I began to relate this to my work with business clients where we might be talking about a new product or concept, or a new approach to promotional marketing and other challenges where some facts are well known and many others are for practical purposes unknowable. In such a situation how do you proceed? Einstein would say, if I may be so bold as to speak for him, to first beware of investing all your time into trying to know everything. This is similar to the common advice to avoid “analysis paralysis”. He adds to this common wisdom a more unique point of advice: use your imagination and then be bold enough to just try it out! Experiment. Try. Fail. Try again with another approach.

This is of course no guarantee of success. Your imagination might fail you. But when faced with a big challenge, using your imagination can be a powerful tool to spur action and overcome inaction. At the very least, doing so will give you a taste of how Albert Einstein thought and that alone will be fun!

Creative friction

Recently I posted about an interesting research article on “The Contradictions That Drive Toyota’s Success“.
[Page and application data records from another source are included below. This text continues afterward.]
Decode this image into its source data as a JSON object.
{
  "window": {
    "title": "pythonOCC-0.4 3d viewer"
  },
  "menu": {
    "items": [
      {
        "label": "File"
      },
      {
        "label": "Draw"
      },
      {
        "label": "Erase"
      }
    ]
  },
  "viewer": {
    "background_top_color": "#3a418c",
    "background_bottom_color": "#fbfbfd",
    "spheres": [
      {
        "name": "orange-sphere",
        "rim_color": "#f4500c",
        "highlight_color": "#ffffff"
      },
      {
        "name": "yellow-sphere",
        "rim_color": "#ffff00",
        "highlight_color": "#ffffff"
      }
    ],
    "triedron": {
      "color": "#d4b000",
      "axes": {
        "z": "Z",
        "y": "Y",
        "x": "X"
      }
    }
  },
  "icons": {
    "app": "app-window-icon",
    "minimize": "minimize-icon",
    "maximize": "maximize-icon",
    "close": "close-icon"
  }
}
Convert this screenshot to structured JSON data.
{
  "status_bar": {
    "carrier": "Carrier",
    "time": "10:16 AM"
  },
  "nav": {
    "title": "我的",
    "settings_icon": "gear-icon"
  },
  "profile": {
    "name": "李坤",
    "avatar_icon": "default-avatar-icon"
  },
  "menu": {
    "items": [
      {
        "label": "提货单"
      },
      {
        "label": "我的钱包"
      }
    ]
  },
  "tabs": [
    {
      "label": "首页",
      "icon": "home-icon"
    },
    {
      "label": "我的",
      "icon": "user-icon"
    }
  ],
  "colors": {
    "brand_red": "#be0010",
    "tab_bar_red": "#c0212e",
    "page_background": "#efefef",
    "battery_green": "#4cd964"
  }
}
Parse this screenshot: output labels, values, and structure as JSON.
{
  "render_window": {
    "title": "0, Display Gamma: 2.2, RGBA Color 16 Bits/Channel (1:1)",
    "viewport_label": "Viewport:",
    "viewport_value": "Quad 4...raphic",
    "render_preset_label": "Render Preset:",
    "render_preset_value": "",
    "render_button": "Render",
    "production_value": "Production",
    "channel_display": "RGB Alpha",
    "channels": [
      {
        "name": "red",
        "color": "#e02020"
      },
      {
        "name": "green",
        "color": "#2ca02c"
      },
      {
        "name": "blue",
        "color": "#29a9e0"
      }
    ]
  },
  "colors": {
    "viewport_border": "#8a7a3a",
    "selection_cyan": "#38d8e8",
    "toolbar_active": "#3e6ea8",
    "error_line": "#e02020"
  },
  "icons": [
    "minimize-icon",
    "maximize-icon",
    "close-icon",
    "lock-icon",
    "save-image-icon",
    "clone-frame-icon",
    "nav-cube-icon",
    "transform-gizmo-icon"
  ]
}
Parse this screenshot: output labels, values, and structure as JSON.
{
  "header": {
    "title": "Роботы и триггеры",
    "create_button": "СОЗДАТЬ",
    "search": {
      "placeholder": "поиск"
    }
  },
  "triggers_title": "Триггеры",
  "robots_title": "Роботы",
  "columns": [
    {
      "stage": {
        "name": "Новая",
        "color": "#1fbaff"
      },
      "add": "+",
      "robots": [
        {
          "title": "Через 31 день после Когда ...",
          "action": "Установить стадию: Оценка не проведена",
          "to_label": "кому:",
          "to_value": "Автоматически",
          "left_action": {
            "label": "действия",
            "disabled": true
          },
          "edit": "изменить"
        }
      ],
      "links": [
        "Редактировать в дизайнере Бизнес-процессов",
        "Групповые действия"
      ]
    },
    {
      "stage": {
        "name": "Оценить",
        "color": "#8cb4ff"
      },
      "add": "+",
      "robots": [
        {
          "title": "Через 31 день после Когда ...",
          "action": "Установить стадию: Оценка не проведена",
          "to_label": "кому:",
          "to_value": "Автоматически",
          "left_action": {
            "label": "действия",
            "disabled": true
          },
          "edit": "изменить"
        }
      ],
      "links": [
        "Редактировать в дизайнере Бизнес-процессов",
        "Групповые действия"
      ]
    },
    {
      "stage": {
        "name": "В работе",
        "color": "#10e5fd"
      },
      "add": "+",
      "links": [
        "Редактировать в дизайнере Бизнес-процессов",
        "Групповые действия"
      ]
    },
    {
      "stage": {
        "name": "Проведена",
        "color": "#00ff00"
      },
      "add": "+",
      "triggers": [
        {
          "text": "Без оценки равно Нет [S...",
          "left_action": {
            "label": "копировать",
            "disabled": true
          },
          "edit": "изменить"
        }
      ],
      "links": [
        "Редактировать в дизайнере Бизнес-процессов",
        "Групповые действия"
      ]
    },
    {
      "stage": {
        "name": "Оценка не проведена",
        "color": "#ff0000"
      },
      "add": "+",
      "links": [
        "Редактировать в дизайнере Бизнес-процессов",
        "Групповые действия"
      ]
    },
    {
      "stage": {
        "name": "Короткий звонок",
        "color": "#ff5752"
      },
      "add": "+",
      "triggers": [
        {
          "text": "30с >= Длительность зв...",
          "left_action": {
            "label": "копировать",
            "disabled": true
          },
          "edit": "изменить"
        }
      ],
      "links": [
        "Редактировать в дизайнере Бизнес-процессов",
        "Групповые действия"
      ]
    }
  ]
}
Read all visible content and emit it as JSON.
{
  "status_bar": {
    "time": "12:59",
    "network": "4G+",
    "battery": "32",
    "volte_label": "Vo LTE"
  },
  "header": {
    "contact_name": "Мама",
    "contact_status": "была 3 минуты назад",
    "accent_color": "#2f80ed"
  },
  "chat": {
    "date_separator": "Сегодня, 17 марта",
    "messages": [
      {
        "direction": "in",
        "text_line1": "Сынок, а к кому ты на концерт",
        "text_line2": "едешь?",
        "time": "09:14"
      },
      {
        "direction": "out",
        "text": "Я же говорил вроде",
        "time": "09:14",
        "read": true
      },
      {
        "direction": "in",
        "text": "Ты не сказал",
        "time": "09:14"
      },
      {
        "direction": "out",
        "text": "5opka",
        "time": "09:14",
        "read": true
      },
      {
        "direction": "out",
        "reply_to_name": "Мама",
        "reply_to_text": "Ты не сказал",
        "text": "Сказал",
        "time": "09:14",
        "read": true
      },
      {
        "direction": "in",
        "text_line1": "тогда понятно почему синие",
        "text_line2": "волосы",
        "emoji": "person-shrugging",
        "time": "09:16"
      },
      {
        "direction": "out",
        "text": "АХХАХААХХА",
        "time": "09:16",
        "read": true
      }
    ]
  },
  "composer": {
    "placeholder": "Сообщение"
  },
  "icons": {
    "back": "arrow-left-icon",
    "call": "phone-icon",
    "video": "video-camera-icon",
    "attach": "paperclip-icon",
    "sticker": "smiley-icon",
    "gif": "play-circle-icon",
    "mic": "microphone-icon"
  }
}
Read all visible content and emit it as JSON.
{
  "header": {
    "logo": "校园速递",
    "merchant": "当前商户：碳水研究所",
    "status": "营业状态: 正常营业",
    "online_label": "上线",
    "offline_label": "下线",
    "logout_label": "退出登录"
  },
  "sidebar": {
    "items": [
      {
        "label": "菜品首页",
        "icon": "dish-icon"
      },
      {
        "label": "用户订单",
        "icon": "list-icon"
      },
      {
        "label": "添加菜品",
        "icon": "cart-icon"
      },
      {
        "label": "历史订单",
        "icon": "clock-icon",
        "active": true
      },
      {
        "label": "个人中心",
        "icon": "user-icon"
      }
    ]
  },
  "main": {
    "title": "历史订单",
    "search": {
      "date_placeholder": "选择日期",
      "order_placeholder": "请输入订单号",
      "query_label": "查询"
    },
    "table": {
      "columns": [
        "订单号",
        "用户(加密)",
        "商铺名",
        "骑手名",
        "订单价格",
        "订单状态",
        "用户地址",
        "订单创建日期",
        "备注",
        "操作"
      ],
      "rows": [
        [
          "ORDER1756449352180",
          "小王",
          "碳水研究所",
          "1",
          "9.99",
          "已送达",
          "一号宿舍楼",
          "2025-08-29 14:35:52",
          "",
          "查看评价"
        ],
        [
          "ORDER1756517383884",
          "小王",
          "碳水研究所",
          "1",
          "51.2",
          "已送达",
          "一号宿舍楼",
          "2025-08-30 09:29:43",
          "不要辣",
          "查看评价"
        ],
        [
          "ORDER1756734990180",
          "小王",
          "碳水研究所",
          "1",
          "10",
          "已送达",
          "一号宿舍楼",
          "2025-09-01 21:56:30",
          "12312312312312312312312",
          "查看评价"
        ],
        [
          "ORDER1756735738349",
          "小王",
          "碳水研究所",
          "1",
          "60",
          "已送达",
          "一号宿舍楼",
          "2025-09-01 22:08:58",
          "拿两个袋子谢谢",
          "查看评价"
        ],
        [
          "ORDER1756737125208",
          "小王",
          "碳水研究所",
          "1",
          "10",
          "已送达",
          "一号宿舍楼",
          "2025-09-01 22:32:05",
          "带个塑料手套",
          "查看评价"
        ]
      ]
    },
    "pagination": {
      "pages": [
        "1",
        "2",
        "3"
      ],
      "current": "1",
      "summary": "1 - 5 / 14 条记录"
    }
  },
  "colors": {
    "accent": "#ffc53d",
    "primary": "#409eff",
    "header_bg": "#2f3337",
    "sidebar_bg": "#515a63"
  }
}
In summary the authors describe three “forces of expansion” (defined as those that lead the company to instigate change and improvement) and three “forces of integration” (defined as those that stabilize the company’s expansion and transformation). The countervailing nature of these forces allow Toyota to be widely and sometimes wildly innovative, creative, and constantly renewing itself, without undue chaos or losing its very clear and constant cultural identity. In the previous post I focused on the Expansion forces. Now a thought about Integration forces.

The Integration forces are listed as Values from the founders, Up-and-in people management, and Open communcation. Each are interesting but a part of the description of Open Communication was of most interest to me. A specific aspect of open communication was “give people freedom to voice contrary opinions”. It struck me as contraditory — ah, the authors’ title for the article was starting to make sense! — that being contrary with one another would serve to integrate the culture.

Then it reminded me of the economist Joseph Schumpeter’s thoughts about creative destruction. Schumpeter asserted that the process of innovation and growth in a capitalist economy was a strong mixture of both descruction and creation occuring simultaneously. And bringing these contradictory forces together results in a stronger, more vibrant and growth-oriented economy.

In fact in the Toyota example there are several examples cited of how allowing contrary opinions had positive impact. One I particularly enjoyed was of the new head of U.S. sales ignoring “everything those top executives told me” about what should be done to succeed in the U.S. market. It had to be clear to his bosses in Japan that the U.S. sales executive was contradicting their orders long before the results of his decisions played out, yet they allowed him to make his case and then go with his own ideas. He could have been wrong, but then if he was following some of the principles from the “Forces for Expansion” (discussed in the previous post), particularly to have an experimental attitude and approach, he would have a built-in mechanism to manage the risk of failure and to continually adjust or abandon his ideas if needed.

Most organizations and leaders will say they want to “hear” contrary opinions. Few in my experience want to “allow” those contrary opinions to be freely acted upon. And in Toyota’s case it is apparently beyond allow, but to “encourage” their people to act on their contrary opinions and ideas.

Latent value, by definition, has to be revealed. Reveal is a verb and connotes action. Toyota is a great example of an organizational approach and culture that personifies, through their actions, continually discovering and “revealing potential”.

Do you agree? Are there other ingredients that lead to unlocking latent value?